"If we look at the beginning of any major enterprise software hype cycle, ERP, CRM, there was this huge expectation and the gap between the promise of the technology and people's understanding or ability to deploy it and promise was quite high.

"Some of you may remember there was a period where if a CIO announced a major ERP project back in the late 80s, you could measure the half-life of the CIO by about 20-22 months; they would be leaving the company and they would announce a re-implementation of the ERP project.

"Because the of expectation and the gap it wasn't there. A lot people – we certainly see it – come in and say they want a blockchain. They don't know why they want it. They don't know exactly what it does.
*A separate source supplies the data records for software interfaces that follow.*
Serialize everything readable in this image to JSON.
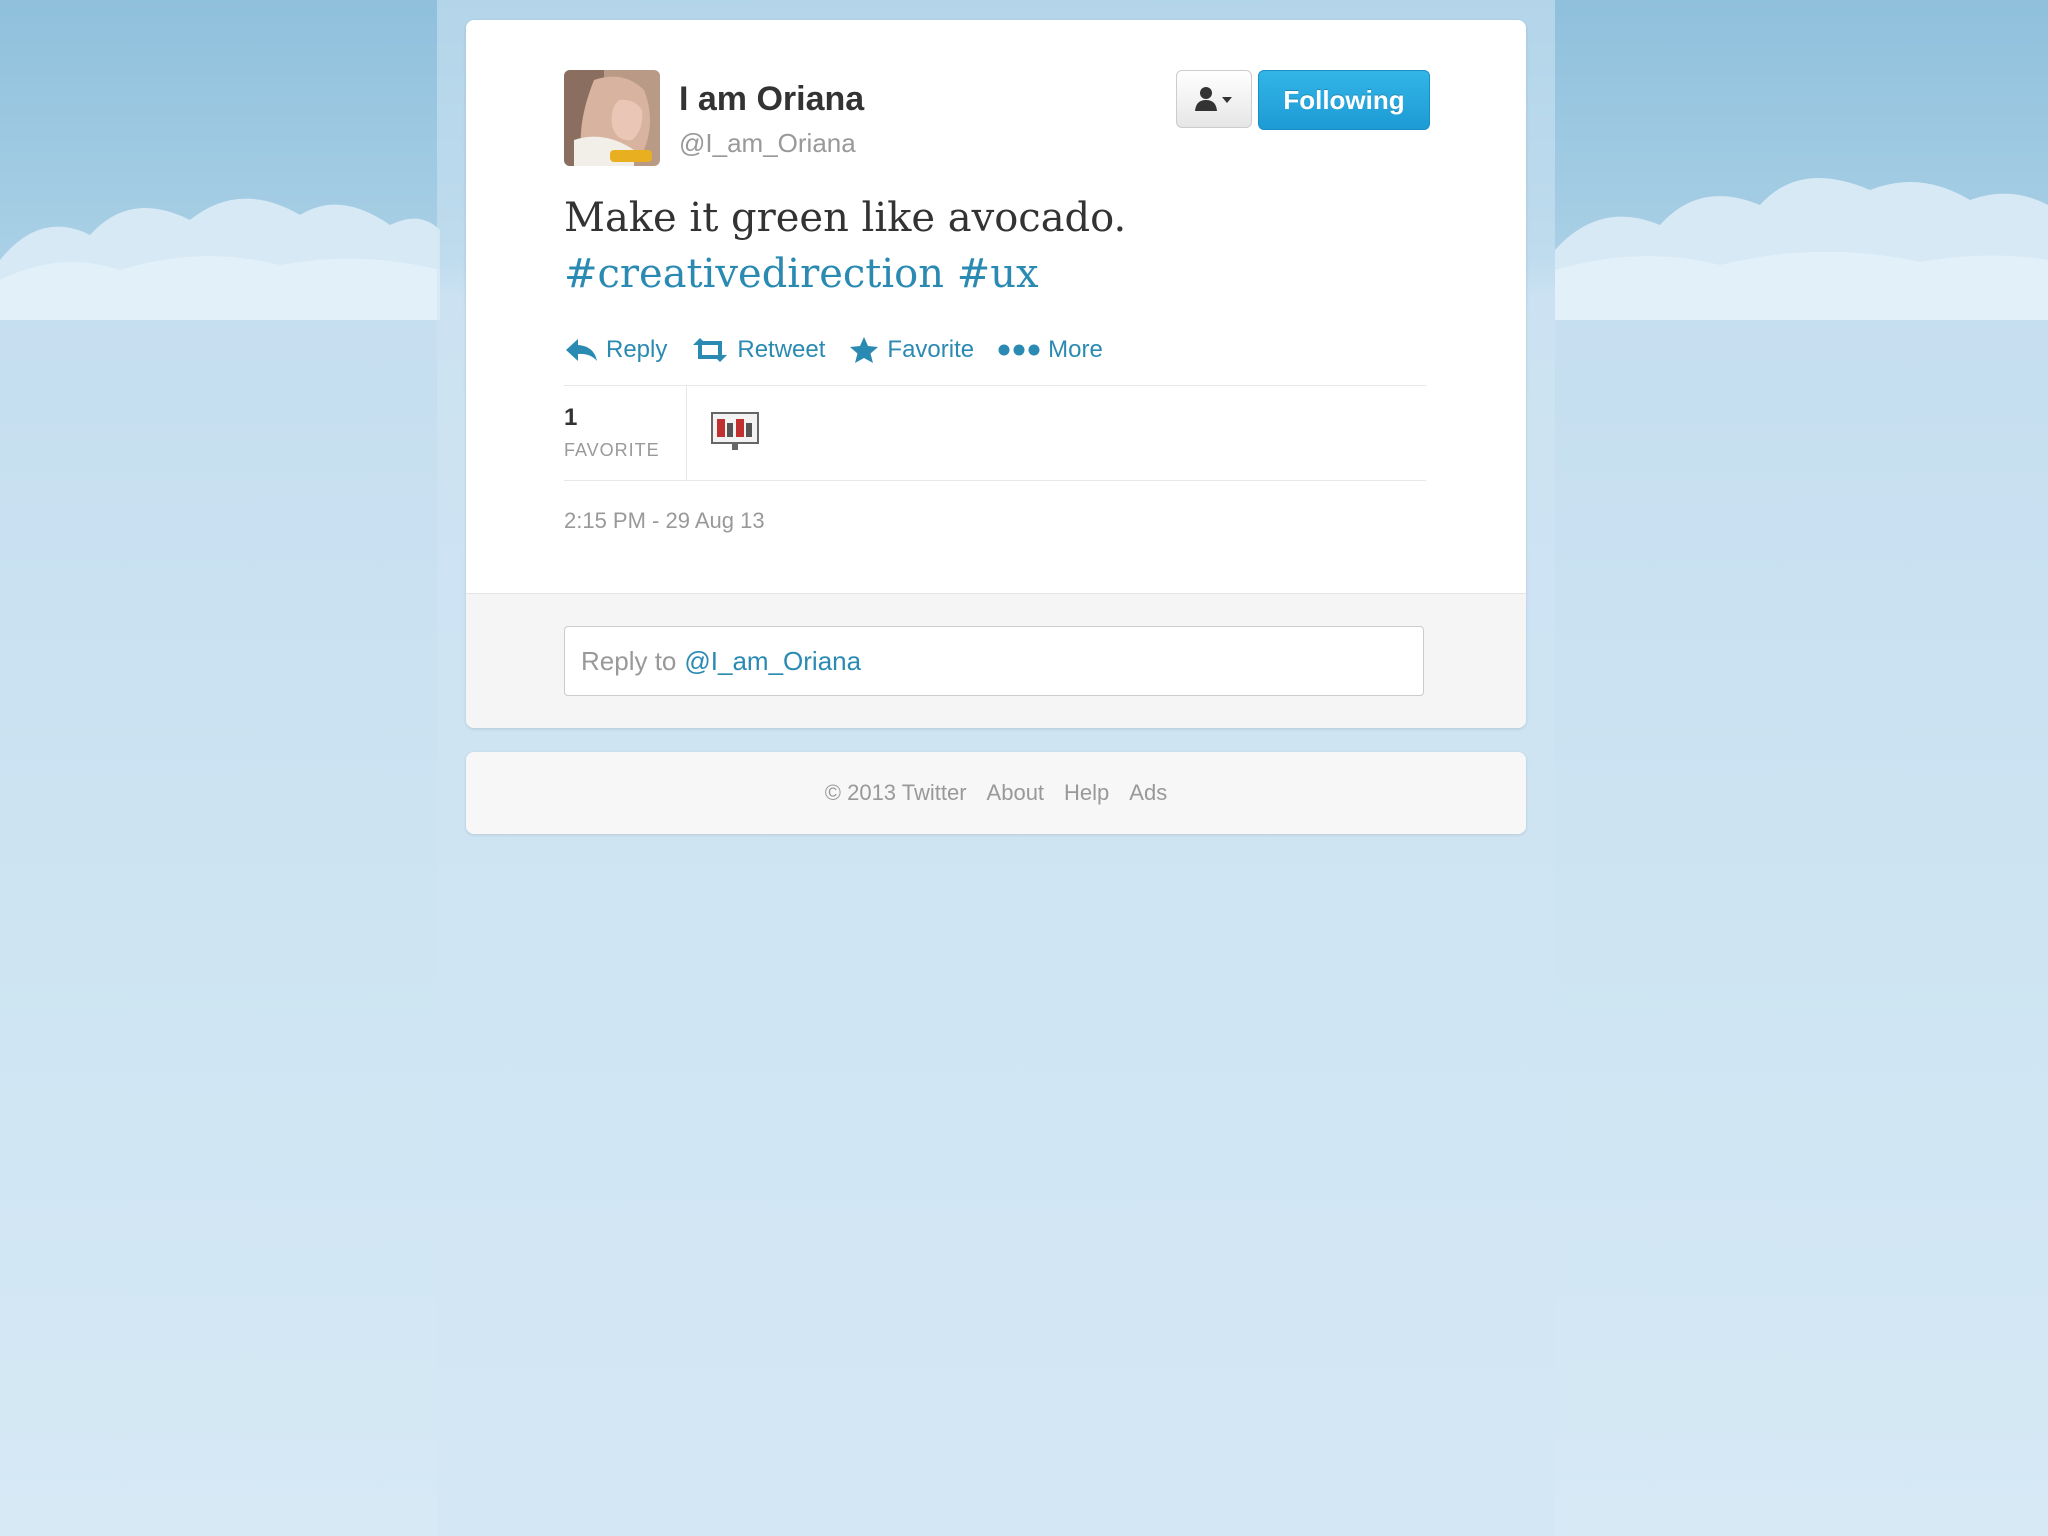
{
  "tweet": {
    "author_name": "I am Oriana",
    "author_handle": "@I_am_Oriana",
    "text": "Make it green like avocado.",
    "hashtags": [
      "#creativedirection",
      "#ux"
    ],
    "timestamp": "2:15 PM - 29 Aug 13"
  },
  "header": {
    "following_label": "Following"
  },
  "actions": {
    "reply": "Reply",
    "retweet": "Retweet",
    "favorite": "Favorite",
    "more": "More"
  },
  "stats": {
    "favorite_count": "1",
    "favorite_label": "FAVORITE"
  },
  "reply_box": {
    "prefix": "Reply to",
    "handle": "@I_am_Oriana"
  },
  "footer": {
    "copyright": "© 2013 Twitter",
    "links": [
      "About",
      "Help",
      "Ads"
    ]
  },
  "colors": {
    "link": "#2a8ab2",
    "follow_button": "#1c9bd4",
    "sky": "#c9e1f0"
  }
}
"There is a real danger if you look at blockchains as just an IT modernisation project that in a couple of years it really could have some blow back, both on the industry and affect people's experience of the value they create. We tend to look for use cases that don't just use a small part of the blockchain; if you are looking for an audit trail, there are other ways to do an audit trail, especially in a single enterprise."

Elsewhere, post-trade infrastructure incumbents and startups meditated on the possibility that distributed ledgers might prevent the next Lehman's collapse. This proposition, moderated by Consult Hyperion's Salome Parulava, seems sane enough. It was a couple of days after Lehman that banks froze and were unable to lend or bank with each other because nobody knew who owned what any more.

Greg Schvey, CEO of Axoni, which has built a blockchain-like system for ICAP and its partners, said that as far as fabled golden records are concerned, there are workable trade information warehouses, but this means a scattering of data and a need for continual reconciliation.

Taking the side of incumbents, Jennifer Peve of the DTCC said the best way to retain a semblance of governance would be through a careful and gradual process of integration, "plugging into infrastructure".

Schvey said things varied depending on which architecture one selected, "whether or not to have a logic layer baked in". He mentioned Bitcoin in the capacity and also the messaging system used by Ethereum and said Axoni had seen better results with the latter.

Parulava lamented that Clearmatics CEO Robert Sams, who was billed on the panel, had not made it to the event. This is definitely true, because Sams offers less quarter to automated intermediation than anyone on that panel and most people looking at this space.

In fact he suggests a "centralisation paradox" can befall blockchain design, depending on where the distributed ledger is located in the post-trade lifecycle.

If the distributed ledger technology (DLT) comes only at the end of the post-trade life cycle, then some other technology or technologies are automating the post trade processes up until that point. Then the DLT could end up turning a distributed, industry-wide golden record into an intermediary technology service, even if the DLT is itself a technology commons and open source.

This could have the rather paradoxical consequence of actually concentrating rather than decentralising post-trade intermediation. It's a process that needs to be automated and if the automation of that process isn't based on a model of distributed automation, but some other type of technology, it doesn't matter that the distributed ledger is distributed, Sams points out.

It's interesting to see the industry wrestle with the concept of shared ledger technology and how much intermediation and centralisation might accompany that. But it would be remiss to say this sort of difficulty only befalls the herd of banking and finance blockchain builders and marketers out there.

At a panel session on reaching consensus on open blockchains, Ethereum's Vitalik Buterin pointed out the same sort of internal centralisation risks blight Bitcoin, "because if the spec is an implementation then the developers of that implementation become the new point of centralisation."